Sackett added that he does not know what the results of the member voting will be because there are differences of member opinion on each.
Currently, all pool codes are written and enforced by state and local agencies independently. Jurisdictions can use the MAHC to update or implement codes, rules, regulations, guidance, laws or standards governing swimming pools, spas, hot tubs and other public, treated, recreational water venues to reduce infectious disease outbreaks, drowning and chemical injuries.
So far, Sackett said that states must review head-to-head and fit into regulatory or legislative process and timeframe so adoption can take one to two years.
"Twenty-three state and local jurisdictions are comparing the MAHC to their existing code or moving ahead on potential adoption (e.g., New Mexico, Indiana)," he said, adding that the CDC has conducted four head-to-head comparisons of the MAHC to state code.
What more needs to be done?
"We must overcome the tendency to only react or continually tweak the MAHC without a long-range goal to improve the overall system," Sackett said. "We should be planning where the entire system should be moving and incrementally submit change requests and research data to get us there (e.g., filtration and recirculation, air handling, advanced water treatment)."
He also said that CMAHC needs to have a proactive strategy in order to advance the MAHC vs. just finessing the wording. "The CMAHC needs to continue efforts to promote awareness of the MAHC throughout the aquatics industry," he said, such as working with the National Swimming Pool Foundation (NSPF), World Waterpark Association (WWA), National Environmental Health Association (NEHA), National Association of County & City Health Officials (NACCHO), National Recreation and Parks Association (NRPA) and others.
The idea behind this is to discuss how the MAHC, through its science-based, data-driven, risk management approach, helps make pools healthier and safer.
Secondly, through adoption of the MAHC, a uniform model code, inconsistencies across jurisdictions around the country can be reduced, making it easier to do business.
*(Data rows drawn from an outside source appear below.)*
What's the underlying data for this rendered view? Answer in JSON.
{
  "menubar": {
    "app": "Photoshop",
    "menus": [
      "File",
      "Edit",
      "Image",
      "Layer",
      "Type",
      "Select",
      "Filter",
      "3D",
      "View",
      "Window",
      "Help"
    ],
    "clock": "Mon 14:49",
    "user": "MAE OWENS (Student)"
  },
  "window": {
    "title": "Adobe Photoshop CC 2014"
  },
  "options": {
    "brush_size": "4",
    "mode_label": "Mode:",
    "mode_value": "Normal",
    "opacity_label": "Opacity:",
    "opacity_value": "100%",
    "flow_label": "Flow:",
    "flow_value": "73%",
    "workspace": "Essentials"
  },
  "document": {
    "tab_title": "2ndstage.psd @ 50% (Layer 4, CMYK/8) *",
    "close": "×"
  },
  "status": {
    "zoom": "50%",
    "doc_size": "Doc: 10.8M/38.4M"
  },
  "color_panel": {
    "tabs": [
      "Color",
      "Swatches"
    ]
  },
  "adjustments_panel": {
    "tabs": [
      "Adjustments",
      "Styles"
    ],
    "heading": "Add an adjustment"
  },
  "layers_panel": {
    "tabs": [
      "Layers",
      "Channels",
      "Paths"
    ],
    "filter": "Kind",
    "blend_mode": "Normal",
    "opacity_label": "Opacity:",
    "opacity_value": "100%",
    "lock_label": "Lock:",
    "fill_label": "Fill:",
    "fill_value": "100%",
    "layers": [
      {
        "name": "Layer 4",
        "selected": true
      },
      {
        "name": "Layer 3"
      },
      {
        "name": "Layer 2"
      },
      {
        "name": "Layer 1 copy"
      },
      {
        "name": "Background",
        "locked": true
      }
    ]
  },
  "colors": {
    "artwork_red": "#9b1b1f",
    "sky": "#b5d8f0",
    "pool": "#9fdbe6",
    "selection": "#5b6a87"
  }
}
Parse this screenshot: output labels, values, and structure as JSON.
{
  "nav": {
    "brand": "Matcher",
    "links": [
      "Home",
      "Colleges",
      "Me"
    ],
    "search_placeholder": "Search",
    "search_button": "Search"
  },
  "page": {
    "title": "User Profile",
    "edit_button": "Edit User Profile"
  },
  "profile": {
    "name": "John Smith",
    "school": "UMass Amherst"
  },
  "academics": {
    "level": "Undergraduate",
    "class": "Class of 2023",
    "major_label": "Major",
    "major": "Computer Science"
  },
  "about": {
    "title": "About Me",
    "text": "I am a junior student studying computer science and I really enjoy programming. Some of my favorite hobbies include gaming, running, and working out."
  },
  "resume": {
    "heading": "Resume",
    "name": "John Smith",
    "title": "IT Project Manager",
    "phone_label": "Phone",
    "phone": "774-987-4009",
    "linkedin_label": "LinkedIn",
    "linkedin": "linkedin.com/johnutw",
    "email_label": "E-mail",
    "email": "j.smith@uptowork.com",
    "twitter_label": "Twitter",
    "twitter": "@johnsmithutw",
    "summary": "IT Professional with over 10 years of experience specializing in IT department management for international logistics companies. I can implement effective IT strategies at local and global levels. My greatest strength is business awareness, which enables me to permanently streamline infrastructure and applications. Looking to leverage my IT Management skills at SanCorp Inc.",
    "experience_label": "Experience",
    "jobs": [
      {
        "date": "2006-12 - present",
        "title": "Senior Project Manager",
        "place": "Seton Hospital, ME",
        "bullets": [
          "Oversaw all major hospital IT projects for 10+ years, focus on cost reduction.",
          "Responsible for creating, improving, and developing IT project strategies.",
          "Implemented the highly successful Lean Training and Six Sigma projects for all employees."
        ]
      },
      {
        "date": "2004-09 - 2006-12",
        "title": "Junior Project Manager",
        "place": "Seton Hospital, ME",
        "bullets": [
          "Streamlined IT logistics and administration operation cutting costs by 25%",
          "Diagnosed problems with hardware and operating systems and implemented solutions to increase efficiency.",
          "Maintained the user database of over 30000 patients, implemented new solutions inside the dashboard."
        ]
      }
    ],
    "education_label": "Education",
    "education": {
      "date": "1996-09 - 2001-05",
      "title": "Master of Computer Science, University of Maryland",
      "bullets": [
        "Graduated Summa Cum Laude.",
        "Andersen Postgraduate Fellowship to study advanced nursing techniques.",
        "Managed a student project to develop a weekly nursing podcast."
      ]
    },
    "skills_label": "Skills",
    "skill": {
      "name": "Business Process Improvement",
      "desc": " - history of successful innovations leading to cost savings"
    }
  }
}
Third, the financial and resource burden on state and local health departments to develop or update their codes can be greatly reduced, Sackett explained.
Griffiths believes the MAHC will continue to have a positive effect on the industry. The fact that the code is so comprehensive, involved so many professionals, and updates and renews every two years is "huge." "Aquatics people need to read the MAHC and research the MAHC. It is a wonderful and exciting resource for us all. It's an encyclopedia of swimming pool standards that actually educates the reader," he said. "Even if a state or region does not adopt the MAHC, or portions of it, those working at pools need to know what is in there. I can tell you attorneys are quickly going to learn about the MAHC."